calculus. This is unusual because integral calculus wasn?t ?invented? until two thousand years after Archimedes lived. Among all the contributions Archimedes has made, he is most recognized for what is now called Archimedes? Principle. Archimedes? Principle is his theory on the weight of an object immersed in a liquid. This theory states that ?any object floating upon or submerged in a fluid is buoyed upward by a force equal to the weight of the displaced fluid?. If the object is heavier than the surrounding fluid, it will sink. The opposite would happen if the object were lighter. The buoyant force is brought about by the fluid?s weight. An immersed object that is lighter than the liquid will tend to float because there is more pressure on the bottom of the object because as the
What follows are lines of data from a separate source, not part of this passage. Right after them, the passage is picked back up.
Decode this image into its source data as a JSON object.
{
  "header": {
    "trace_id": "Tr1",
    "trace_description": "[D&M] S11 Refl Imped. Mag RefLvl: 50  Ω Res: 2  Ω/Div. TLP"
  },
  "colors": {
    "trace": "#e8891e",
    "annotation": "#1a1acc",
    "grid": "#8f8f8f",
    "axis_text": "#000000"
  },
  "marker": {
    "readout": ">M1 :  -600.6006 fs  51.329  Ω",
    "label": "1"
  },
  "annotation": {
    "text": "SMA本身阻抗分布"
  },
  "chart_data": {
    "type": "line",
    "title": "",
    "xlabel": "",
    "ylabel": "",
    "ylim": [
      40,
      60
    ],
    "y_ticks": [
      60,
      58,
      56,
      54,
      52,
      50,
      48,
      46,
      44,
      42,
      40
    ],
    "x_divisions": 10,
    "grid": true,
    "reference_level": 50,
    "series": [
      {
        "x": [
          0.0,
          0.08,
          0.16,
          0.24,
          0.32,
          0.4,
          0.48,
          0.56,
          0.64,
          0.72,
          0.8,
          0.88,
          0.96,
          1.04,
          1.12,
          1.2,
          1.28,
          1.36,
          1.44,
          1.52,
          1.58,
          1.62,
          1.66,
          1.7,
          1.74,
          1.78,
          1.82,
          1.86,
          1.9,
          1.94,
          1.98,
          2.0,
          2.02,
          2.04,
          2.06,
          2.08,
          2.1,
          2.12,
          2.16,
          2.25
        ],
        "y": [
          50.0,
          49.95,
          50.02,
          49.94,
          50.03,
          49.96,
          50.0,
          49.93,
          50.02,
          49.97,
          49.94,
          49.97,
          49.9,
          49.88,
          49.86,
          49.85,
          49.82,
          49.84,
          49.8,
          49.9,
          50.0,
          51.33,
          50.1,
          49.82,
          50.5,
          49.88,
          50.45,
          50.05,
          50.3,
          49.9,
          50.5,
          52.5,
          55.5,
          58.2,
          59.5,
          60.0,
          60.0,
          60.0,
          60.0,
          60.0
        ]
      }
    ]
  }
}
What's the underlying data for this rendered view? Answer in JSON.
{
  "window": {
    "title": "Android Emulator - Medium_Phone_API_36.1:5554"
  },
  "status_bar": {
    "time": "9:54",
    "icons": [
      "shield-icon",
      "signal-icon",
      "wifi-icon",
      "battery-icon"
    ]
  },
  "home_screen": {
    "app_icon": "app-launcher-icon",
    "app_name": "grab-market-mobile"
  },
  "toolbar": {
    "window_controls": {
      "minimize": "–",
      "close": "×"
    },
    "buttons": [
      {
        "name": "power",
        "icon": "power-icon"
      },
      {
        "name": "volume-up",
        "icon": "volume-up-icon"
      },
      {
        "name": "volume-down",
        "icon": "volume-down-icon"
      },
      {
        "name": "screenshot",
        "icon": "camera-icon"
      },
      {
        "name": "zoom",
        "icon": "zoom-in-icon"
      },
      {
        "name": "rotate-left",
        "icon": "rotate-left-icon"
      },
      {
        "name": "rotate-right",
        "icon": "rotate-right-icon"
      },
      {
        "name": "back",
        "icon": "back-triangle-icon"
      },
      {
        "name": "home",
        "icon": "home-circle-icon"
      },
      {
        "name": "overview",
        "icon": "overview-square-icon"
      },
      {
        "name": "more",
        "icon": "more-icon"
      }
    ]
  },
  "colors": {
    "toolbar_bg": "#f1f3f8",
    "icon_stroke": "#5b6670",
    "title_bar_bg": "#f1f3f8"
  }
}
fluid gets deeper, the pressure increases. If the object and liquid weigh the same, then the object will stay motionless because it will be in equilibrium. Another use of Archimedes? Principle is to find out the density and volume of an object with an extremely irregular shape. First, the object would be weighed in the air, then in water. The volume of the water displaced is found by getting the difference of the weights. Since the volume of displaced water is equal to the volume of the object, the density can be found. To find the density, divide the weight by the volume. Archimedes wasn?t only a mathematician, but also an inventor. One of his most notable inventions is the screw pump. Archimedes invented this machine during his stay in Egypt. The Archimedes? screw, as it is

sometimes called, is designed to lift water from a stream and pump it to fields in a higher area. The Archimedes? screw was also used by the Romans to build expansive aqueduct systems, some of which are still being used. The screw pump is a cylinder containing a wide thread screw and to use it, you would put it on an incline with one end in the stream. As you turned the screw, the water was raised higher. During the Roman conquest of Sicily, he helped prepare a defense against the Romans. Archimedes made several inventions at this time. They included the catapult, the compound pulley, and a mirror system to focus the sun?s light onto enemy ships to ignite them. Archimedes? theories led to the later inventions of the hydrometer and the lever. Despite his extraordinary efforts,